Page and application data records:
--------------------

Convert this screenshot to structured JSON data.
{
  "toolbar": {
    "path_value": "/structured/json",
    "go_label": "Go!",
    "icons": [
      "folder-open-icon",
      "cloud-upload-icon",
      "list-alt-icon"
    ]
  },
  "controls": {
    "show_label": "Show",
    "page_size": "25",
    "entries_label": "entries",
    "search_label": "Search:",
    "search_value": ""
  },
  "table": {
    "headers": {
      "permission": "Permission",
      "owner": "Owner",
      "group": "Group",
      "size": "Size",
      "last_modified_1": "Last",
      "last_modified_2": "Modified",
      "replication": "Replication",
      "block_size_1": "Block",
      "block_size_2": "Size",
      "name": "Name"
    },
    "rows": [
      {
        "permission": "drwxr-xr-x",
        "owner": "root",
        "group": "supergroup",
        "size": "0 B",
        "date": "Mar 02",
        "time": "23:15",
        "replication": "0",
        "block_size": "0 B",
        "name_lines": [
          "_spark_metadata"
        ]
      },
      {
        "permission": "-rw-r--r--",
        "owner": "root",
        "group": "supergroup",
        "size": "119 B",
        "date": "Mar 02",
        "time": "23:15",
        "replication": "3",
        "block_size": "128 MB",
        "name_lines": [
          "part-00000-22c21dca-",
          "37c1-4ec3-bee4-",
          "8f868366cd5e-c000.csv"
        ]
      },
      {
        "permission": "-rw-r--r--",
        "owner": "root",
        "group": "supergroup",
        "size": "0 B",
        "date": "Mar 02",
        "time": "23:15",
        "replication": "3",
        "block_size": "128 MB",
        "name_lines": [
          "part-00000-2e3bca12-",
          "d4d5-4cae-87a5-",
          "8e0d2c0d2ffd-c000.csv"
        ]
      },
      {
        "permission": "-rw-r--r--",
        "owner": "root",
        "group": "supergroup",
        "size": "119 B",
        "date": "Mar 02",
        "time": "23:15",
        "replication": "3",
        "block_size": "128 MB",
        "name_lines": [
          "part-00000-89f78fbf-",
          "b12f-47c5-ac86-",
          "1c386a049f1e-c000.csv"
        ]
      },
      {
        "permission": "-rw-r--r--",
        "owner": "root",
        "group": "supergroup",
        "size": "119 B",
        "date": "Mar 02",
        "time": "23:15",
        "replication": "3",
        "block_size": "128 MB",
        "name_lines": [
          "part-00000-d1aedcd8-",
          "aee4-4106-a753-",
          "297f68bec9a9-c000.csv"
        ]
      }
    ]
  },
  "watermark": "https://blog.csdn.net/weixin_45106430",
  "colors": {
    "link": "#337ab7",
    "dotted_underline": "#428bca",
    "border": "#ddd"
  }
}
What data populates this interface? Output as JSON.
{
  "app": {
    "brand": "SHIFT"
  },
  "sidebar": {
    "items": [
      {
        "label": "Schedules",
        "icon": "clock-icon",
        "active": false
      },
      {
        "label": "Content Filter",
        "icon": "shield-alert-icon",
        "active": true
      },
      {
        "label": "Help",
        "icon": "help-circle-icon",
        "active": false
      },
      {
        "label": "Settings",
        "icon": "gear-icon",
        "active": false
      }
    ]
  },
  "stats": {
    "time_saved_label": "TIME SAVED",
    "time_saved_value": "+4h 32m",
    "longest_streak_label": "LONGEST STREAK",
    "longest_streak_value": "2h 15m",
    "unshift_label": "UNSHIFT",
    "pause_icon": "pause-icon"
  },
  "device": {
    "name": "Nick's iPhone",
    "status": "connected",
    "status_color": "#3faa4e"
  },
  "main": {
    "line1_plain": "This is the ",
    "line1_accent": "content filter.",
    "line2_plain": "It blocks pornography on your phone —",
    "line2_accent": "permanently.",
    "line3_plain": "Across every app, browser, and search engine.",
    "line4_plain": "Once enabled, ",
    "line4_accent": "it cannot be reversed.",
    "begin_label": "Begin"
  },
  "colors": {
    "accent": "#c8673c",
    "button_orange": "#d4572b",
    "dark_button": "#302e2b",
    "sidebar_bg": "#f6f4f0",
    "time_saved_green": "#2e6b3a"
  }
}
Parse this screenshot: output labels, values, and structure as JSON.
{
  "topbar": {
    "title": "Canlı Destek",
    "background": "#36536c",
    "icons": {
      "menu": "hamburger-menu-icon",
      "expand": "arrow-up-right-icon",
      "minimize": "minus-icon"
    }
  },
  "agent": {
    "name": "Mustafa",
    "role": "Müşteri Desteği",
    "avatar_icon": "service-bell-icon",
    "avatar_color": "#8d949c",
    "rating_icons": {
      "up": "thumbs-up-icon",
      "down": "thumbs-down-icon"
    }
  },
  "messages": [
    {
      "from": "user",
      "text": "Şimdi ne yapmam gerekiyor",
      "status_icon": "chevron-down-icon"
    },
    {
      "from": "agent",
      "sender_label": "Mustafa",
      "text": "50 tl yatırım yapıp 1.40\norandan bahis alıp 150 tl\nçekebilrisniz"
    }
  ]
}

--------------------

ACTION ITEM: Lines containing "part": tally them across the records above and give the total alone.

RESPONSE: 4